    (Bloomberg) -- Huawei Technologies Co. took the wraps off a high-end foldable smartphone to try and stake out a place in the fast-expanding category, revealing that revenue and profit barely grew in 2020 at the height of Trump-era sanctions.China’s largest technology company is trying to keep its shrinking mobile gadgets business alive despite dwindling expectations that Washington will roll back its curbs anytime soon. On Monday, it introduced the 17,999-yuan ($2,800) Mate X2 that unfolds into an 8-inch (203mm) screen powered by Huawei’s own 5G Kirin 9000 chip.Once the world’s biggest smartphone maker, Huawei was forced to dig into a dwindling store of chips after Washington cut it off from American technology and key suppliers like Taiwan Semiconductor Manufacturing Co. Yet billionaire founder Ren Zhengfei has vowed to keep its smartphone business, dismissing reports of a potential sale.
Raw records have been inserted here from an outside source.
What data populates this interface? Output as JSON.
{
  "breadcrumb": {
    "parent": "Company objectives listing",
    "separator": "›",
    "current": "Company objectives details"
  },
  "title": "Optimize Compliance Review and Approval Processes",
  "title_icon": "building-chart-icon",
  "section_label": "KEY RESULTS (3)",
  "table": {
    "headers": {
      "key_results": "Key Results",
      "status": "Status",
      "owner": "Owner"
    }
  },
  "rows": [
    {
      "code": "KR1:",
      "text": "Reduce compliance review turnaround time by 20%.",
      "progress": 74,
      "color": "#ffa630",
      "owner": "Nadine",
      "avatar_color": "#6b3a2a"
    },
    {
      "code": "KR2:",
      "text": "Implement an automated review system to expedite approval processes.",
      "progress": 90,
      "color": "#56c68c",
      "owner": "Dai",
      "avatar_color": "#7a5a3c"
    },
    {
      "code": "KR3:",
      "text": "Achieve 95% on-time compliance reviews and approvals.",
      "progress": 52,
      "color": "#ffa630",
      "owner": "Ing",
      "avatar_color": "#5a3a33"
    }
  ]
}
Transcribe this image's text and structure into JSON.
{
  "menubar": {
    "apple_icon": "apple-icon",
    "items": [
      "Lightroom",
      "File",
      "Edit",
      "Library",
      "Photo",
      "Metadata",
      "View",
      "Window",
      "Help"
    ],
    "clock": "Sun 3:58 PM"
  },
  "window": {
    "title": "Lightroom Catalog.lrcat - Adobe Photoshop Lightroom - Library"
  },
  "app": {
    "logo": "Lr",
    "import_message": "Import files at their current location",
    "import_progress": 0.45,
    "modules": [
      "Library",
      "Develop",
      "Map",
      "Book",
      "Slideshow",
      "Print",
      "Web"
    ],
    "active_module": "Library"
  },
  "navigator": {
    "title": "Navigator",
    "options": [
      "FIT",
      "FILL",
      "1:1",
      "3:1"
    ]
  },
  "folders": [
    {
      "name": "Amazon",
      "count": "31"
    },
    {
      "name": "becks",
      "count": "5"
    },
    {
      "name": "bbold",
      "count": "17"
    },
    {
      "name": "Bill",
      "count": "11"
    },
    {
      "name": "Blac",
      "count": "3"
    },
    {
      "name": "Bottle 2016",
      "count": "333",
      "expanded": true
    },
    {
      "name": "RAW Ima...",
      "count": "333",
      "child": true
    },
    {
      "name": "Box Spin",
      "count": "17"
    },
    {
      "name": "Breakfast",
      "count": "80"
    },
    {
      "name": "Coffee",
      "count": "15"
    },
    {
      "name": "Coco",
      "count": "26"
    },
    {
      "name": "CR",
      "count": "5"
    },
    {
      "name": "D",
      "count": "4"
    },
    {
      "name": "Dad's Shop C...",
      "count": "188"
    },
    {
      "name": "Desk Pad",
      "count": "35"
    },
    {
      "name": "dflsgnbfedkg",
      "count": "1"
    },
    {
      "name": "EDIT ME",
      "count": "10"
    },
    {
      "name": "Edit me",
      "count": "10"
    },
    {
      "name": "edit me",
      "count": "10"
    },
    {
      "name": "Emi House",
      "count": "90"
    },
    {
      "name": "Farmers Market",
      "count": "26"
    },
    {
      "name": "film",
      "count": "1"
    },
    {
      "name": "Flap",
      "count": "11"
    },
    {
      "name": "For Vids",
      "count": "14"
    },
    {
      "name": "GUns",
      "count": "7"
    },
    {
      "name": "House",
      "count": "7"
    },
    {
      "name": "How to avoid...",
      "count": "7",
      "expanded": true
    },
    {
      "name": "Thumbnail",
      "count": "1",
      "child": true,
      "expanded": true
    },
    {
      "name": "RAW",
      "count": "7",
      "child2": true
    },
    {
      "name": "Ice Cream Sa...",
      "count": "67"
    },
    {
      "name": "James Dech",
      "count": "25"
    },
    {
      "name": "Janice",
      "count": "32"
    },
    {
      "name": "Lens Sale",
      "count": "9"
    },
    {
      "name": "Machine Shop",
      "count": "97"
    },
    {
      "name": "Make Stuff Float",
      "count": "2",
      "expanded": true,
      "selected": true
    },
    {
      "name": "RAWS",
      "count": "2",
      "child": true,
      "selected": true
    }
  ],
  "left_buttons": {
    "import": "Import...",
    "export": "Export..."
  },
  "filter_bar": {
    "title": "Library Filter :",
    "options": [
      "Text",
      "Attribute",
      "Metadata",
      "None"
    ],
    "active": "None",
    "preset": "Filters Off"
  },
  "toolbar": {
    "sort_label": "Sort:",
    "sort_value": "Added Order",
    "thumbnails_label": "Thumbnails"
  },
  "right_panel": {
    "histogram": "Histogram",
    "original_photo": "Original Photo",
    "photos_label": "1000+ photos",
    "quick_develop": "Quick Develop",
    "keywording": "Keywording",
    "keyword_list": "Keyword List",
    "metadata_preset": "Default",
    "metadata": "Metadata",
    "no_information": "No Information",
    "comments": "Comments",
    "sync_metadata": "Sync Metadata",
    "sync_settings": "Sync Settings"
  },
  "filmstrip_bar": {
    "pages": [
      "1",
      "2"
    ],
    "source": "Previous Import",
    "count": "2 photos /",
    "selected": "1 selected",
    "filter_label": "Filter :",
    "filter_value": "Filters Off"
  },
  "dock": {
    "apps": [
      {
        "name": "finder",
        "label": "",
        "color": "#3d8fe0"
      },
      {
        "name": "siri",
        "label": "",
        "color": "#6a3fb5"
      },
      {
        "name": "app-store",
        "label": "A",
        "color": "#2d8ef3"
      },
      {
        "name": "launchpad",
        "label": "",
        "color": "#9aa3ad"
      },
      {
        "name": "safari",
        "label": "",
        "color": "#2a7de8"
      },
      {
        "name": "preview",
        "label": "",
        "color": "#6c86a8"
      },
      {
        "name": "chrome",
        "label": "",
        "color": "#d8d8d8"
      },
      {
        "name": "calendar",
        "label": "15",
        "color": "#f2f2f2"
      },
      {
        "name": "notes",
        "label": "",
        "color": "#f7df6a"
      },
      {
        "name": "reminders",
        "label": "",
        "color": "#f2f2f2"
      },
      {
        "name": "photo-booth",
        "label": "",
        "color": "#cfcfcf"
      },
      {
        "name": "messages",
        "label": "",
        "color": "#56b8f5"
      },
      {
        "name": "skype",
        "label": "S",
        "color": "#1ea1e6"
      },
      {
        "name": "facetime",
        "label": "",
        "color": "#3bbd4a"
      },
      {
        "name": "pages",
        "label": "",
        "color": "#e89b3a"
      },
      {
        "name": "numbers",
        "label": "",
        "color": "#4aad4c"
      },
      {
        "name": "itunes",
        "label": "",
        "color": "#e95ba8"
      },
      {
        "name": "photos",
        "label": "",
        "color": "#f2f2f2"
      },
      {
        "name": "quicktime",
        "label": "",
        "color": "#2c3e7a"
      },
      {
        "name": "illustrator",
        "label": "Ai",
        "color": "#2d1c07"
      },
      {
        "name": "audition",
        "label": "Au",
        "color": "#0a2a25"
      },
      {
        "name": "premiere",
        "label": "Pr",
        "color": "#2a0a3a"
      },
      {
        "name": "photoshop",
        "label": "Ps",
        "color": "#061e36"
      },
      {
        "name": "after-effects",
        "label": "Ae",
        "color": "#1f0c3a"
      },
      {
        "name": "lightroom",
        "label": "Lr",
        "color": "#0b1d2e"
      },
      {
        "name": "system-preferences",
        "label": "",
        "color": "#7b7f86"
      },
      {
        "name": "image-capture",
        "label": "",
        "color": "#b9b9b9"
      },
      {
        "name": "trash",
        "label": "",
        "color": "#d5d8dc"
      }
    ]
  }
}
The company is now focusing on serving enterprise clients to offset the lost business.“We managed marginal growth both in sales and profit,” Ken Hu, the company’s current rotating chairman, told the Mobile World Congress in Shanghai Tuesday. “We’ll work with partners on how to apply Huawei products in their businesses. Through these partnerships, we are not only hoping Huawei can develop a number of solutions from zero, but also duplicating these solutions in scale.”Read more: Huawei’s Quarterly Revenue Growth Slows, Hit by U.S. SanctionsHuawei has been running phone production at close to minimum capacity to preserve its existing cache of components and prolong the life-cycle of its devices, spurring product shortages at retailers across the country, according to people familiar with the matter.The Mate X2 will go on sale in China on Feb. 25, priced at 18,999 yuan for a beefier version with 512 gigabytes of storage. It’ll run a version of Google’s Android tailored for China, which lacks the U.S. company’s core apps and commercial features, but can be updated to Huawei’s own Harmony operating system in April.“We have prepared enough capacity for Mate X2, the capacity is growing on daily basis,” Richard Yu, chief executive of Huawei’s consumer electronics unit, said at a launch event in Shanghai on Monday.Yu said Monday that more of the company’s top-tier phones will be powered by its in-house software rather than Android in future.Read more: Huawei’s Founder Vows To Keep Making Smartphones in Biden EraHuawei found itself thrust into the heart of U.S.-Chinese tensions in 2019 after the White House labeled it a national security threat and later imposed a series of trading restrictions. Those curbs curtailed its growth and forced the company to sell off its low-end Honor devices arm last year.Ren has urged the new U.S. administration to adopt an “open policy” toward Huawei, which in turn would benefit its American suppliers. But Biden’s nominee for Commerce secretary, Gina Raimondo, said during her Senate confirmation process she knew of “no reason” why Trump-era curbs shouldn’t continue.Huawei’s smartphone shipments dived 42% in the last three months of 2020 while its biggest competitors Samsung Electronics Co., Apple Inc. and Xiaomi Corp. all gained market share, according to researcher IDC.Read more: Samsung’s $1,999 Fold 2 Rectifies Major Foldable Phone FoiblesFor more articles like this, please visit us at bloomberg.comSubscribe now to stay ahead with the most trusted business news source.©2021 Bloomberg L.P.